§ **Source data**:

━━━━━━━━━━━━━━━━━━━━━━━━━━━━━━

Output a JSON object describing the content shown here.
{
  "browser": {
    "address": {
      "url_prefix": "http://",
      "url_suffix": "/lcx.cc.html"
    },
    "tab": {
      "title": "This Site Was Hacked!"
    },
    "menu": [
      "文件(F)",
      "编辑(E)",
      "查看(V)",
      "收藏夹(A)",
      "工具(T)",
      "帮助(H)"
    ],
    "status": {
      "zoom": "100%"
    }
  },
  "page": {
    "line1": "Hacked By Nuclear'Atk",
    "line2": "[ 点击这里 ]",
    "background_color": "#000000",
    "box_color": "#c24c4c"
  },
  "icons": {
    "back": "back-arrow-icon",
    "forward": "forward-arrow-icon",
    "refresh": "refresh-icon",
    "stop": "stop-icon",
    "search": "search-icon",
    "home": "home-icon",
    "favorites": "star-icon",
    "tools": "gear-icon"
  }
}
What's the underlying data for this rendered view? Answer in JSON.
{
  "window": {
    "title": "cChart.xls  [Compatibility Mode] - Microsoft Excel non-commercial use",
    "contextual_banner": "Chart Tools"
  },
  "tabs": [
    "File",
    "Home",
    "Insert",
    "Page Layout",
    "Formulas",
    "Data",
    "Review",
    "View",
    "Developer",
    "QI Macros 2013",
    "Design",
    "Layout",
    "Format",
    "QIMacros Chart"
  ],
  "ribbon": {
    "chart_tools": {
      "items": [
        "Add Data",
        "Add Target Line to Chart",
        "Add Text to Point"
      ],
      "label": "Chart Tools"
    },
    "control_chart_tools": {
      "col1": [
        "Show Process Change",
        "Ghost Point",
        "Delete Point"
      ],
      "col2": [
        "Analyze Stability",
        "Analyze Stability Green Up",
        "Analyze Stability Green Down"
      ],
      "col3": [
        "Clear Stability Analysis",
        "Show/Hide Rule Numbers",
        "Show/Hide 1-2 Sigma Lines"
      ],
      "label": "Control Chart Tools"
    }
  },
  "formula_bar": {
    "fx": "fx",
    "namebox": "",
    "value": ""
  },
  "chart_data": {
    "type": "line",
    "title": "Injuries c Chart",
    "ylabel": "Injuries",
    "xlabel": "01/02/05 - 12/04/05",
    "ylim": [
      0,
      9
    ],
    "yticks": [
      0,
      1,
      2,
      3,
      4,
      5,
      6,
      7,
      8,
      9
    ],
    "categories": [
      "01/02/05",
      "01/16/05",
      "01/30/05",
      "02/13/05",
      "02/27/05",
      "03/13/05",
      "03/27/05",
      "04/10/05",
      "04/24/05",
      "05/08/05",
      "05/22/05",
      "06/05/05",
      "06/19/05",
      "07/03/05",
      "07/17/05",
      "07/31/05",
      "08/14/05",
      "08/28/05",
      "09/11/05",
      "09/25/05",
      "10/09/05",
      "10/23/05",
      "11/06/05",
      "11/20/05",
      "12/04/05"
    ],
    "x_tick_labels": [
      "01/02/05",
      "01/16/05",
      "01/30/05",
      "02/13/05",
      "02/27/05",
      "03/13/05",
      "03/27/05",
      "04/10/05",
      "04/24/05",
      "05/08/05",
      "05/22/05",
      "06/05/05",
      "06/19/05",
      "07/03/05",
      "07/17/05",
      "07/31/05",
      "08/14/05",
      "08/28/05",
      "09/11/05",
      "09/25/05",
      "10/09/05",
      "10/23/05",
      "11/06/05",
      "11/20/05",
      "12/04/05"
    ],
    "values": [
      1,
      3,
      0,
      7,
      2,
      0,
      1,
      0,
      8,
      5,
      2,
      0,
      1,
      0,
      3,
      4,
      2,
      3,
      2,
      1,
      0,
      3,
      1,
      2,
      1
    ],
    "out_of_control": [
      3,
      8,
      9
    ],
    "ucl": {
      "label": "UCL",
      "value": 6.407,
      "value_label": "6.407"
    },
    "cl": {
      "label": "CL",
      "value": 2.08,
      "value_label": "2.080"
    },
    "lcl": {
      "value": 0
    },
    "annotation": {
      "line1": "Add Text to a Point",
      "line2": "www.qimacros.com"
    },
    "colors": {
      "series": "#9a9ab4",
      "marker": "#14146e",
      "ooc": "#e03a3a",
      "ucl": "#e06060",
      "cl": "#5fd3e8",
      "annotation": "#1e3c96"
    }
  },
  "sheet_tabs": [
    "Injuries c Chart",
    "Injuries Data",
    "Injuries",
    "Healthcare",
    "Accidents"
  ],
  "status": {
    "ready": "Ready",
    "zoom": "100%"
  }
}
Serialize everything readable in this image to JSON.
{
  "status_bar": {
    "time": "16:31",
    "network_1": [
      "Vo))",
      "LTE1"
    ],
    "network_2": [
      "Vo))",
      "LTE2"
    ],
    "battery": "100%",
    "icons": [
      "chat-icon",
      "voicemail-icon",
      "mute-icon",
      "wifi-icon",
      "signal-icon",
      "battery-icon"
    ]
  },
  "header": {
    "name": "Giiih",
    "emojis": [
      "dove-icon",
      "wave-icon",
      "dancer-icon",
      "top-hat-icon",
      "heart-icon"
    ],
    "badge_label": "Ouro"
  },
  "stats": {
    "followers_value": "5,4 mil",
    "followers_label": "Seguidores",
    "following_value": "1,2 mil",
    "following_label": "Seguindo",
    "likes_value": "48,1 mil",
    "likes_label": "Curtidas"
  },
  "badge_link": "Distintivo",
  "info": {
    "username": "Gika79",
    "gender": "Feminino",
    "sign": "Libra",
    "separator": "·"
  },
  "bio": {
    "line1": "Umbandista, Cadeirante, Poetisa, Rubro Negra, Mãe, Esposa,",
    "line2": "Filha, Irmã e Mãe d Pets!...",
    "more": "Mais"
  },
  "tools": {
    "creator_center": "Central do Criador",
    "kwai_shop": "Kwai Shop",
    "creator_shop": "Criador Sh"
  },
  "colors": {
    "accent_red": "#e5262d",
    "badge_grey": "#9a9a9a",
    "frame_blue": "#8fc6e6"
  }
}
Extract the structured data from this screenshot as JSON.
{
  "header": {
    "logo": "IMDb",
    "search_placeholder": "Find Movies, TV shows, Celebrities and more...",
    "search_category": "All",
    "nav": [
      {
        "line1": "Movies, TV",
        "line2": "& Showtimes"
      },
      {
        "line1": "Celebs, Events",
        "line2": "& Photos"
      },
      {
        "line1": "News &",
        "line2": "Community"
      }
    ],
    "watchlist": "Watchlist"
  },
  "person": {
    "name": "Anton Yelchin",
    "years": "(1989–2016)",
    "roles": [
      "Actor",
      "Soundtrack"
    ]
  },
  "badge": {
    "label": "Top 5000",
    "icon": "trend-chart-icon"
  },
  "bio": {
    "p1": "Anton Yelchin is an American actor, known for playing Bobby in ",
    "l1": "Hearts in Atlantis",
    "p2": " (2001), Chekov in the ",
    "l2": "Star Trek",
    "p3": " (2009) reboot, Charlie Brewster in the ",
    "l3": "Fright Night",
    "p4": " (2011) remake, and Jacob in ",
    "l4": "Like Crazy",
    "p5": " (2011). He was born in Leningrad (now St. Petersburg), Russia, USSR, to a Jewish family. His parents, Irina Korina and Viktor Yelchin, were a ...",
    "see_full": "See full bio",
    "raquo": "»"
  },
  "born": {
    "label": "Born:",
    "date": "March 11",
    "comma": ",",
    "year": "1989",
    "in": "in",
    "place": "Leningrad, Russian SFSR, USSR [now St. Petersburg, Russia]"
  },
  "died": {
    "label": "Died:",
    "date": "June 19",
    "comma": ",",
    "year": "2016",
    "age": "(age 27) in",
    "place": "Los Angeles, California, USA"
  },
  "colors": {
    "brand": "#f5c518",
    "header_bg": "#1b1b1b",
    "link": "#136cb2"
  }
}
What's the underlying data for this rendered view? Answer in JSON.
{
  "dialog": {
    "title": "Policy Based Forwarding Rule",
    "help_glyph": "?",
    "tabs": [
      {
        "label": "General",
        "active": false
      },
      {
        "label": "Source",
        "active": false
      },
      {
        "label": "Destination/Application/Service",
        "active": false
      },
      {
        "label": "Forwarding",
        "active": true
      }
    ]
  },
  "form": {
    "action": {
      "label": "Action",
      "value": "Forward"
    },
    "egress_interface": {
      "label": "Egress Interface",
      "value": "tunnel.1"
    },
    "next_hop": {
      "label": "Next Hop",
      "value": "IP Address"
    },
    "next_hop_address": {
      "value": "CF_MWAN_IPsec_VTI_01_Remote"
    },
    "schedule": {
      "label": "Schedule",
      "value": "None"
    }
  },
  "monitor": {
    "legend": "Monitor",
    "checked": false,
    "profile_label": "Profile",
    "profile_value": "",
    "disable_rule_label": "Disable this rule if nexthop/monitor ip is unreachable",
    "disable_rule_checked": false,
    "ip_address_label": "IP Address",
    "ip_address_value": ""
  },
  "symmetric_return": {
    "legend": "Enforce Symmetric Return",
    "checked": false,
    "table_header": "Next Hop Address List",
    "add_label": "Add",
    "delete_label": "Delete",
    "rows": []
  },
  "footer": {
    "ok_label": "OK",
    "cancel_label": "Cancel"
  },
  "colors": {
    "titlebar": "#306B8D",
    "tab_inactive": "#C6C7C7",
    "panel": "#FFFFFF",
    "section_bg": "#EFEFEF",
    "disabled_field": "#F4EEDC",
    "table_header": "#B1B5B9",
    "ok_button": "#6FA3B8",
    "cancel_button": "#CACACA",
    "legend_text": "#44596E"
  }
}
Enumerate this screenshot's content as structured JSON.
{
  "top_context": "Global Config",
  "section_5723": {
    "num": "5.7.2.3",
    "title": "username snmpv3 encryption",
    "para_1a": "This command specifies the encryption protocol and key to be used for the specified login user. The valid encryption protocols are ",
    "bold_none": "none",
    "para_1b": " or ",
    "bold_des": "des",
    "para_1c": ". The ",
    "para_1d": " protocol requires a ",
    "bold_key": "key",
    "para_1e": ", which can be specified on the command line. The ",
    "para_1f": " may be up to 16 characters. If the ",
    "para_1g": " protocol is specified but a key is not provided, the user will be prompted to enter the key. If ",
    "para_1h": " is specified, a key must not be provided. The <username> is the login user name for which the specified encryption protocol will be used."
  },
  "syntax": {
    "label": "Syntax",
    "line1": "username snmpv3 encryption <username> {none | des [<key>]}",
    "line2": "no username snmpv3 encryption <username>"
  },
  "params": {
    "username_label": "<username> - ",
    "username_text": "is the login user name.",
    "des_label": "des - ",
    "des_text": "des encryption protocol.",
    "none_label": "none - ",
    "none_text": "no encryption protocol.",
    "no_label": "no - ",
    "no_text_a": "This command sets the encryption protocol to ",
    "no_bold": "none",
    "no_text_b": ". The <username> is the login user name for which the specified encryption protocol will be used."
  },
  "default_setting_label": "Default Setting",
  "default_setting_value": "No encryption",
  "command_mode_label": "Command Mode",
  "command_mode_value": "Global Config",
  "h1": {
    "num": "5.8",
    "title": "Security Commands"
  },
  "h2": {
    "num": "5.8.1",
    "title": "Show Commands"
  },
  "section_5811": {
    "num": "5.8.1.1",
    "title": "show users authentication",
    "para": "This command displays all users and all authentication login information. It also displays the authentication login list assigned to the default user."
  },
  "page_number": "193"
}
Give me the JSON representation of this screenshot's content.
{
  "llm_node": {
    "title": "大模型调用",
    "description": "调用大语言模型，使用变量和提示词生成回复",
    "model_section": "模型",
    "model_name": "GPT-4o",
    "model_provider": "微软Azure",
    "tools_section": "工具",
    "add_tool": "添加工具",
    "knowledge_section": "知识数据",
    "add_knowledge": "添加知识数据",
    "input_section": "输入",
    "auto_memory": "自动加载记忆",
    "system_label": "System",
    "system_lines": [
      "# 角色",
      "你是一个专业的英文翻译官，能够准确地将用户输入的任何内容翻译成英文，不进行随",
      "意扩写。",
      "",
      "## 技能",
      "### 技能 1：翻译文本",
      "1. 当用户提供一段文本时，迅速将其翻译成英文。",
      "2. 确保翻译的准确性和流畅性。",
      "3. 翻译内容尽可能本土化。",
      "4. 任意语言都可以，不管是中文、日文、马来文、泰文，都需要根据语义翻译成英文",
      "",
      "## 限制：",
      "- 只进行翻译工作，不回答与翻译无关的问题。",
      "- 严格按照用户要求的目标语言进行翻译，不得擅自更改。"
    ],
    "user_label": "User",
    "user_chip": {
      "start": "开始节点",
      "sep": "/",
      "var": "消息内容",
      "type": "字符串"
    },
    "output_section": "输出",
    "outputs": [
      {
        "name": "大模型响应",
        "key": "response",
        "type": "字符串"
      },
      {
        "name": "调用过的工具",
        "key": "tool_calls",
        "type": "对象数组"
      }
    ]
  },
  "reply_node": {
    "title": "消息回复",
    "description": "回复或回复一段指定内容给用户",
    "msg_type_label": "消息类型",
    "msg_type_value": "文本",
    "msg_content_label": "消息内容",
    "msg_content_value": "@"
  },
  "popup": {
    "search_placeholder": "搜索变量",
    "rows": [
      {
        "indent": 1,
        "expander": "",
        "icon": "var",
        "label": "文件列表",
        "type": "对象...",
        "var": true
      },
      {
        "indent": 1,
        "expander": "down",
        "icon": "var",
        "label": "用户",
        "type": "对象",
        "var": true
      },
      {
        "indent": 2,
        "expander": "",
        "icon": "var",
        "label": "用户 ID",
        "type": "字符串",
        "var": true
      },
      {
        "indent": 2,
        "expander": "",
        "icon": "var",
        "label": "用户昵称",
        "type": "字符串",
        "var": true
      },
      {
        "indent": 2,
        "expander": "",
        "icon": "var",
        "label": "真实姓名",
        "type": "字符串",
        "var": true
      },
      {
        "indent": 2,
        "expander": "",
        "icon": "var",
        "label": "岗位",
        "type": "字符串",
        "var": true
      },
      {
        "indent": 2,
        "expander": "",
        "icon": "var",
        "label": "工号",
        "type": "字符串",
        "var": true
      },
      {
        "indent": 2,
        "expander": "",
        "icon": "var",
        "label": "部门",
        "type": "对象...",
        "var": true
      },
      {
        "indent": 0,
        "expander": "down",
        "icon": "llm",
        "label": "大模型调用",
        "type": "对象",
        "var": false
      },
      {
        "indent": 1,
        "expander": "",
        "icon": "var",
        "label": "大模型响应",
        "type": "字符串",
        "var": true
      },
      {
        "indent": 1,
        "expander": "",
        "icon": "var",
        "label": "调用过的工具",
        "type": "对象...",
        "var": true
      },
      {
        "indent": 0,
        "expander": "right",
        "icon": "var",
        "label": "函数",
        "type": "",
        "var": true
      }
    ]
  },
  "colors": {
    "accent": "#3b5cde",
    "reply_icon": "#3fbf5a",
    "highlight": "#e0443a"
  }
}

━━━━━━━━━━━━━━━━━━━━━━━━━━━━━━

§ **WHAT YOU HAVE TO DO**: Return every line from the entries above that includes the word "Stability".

§ **TASK OUTPUT**:
        "Analyze Stability",
        "Analyze Stability Green Up",
        "Analyze Stability Green Down"
        "Clear Stability Analysis",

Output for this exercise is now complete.